▸ **Goal of the exercise**
Among the records below, find each line containing the word "Customers" and copy it.

○ ○ ○ ○ ○ ○ ○

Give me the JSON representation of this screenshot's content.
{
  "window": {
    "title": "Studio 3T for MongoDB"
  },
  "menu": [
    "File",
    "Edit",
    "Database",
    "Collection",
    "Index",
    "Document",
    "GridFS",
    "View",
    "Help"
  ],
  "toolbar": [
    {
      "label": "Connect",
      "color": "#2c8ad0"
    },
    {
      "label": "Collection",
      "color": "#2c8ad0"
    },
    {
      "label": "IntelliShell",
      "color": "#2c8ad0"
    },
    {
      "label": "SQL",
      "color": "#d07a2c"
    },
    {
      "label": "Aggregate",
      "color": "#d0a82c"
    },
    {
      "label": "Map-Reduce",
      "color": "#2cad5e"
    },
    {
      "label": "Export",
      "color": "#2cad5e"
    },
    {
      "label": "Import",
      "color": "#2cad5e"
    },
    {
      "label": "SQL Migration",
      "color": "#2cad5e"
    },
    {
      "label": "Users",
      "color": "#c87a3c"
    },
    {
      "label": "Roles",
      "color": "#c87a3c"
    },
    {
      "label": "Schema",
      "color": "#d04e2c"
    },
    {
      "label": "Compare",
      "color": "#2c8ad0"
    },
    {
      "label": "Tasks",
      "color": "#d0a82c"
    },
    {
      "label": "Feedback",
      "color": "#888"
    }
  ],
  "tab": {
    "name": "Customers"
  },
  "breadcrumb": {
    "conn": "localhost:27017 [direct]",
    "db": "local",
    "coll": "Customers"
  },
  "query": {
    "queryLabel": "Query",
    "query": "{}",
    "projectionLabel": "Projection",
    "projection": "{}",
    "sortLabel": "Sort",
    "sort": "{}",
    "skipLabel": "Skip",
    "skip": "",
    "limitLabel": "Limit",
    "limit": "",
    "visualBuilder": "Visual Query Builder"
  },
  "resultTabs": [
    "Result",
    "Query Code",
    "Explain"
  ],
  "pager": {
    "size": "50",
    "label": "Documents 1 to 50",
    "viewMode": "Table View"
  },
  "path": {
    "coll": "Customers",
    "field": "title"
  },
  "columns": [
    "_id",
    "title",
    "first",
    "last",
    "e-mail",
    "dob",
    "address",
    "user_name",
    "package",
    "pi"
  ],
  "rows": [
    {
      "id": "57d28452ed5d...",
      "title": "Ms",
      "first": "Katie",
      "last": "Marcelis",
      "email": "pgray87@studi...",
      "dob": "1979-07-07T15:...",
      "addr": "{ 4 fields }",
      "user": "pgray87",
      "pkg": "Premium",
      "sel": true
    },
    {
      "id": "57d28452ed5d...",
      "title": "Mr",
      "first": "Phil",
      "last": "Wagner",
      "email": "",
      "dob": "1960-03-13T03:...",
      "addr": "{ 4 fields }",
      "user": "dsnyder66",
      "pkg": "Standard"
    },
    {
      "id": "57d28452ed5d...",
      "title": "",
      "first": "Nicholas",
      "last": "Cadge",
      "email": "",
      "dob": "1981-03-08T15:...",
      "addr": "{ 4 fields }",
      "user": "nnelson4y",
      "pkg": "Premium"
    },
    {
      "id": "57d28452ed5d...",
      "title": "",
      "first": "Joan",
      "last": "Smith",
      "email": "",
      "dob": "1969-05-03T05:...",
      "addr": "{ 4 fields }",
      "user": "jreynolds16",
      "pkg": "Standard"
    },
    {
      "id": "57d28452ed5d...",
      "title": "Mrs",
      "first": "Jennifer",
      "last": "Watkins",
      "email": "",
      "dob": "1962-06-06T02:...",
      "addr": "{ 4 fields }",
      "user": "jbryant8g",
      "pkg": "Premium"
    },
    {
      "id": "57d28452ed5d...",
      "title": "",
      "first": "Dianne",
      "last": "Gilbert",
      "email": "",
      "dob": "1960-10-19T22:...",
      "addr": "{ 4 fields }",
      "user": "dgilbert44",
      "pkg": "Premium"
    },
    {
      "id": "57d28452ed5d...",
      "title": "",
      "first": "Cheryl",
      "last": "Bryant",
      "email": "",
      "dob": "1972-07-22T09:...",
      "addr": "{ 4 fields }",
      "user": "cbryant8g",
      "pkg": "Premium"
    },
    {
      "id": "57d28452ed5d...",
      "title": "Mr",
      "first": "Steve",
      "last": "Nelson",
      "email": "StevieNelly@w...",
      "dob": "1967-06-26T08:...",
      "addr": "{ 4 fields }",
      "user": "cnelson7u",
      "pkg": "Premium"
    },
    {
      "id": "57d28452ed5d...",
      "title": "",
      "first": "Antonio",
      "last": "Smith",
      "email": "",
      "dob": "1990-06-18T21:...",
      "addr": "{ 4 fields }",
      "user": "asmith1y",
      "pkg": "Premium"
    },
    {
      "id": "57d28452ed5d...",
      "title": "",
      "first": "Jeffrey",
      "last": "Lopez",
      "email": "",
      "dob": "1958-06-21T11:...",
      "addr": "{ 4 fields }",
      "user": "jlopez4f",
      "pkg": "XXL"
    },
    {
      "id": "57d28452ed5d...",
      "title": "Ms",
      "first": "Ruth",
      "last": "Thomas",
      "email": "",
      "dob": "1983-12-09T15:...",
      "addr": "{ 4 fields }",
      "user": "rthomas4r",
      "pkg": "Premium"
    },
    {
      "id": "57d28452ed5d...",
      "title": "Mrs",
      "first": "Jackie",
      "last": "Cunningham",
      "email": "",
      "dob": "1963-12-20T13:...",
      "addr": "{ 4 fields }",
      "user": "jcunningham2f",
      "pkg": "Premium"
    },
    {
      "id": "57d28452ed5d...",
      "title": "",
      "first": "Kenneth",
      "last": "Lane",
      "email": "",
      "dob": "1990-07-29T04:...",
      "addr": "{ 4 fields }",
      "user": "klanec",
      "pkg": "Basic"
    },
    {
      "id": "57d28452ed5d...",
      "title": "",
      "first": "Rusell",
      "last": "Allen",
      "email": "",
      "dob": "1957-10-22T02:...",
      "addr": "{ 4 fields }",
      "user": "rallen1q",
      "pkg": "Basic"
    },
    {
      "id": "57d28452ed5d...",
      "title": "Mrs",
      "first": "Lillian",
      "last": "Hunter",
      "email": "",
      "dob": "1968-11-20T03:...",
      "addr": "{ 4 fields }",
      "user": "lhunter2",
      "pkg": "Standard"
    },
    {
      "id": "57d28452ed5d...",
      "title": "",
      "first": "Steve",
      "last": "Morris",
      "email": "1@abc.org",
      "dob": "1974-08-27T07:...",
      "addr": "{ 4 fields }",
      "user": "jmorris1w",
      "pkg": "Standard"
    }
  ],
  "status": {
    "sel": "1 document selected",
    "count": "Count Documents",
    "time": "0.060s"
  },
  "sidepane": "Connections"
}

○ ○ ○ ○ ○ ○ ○

▸ **Result for this task**
    "name": "Customers"
    "coll": "Customers"
    "coll": "Customers",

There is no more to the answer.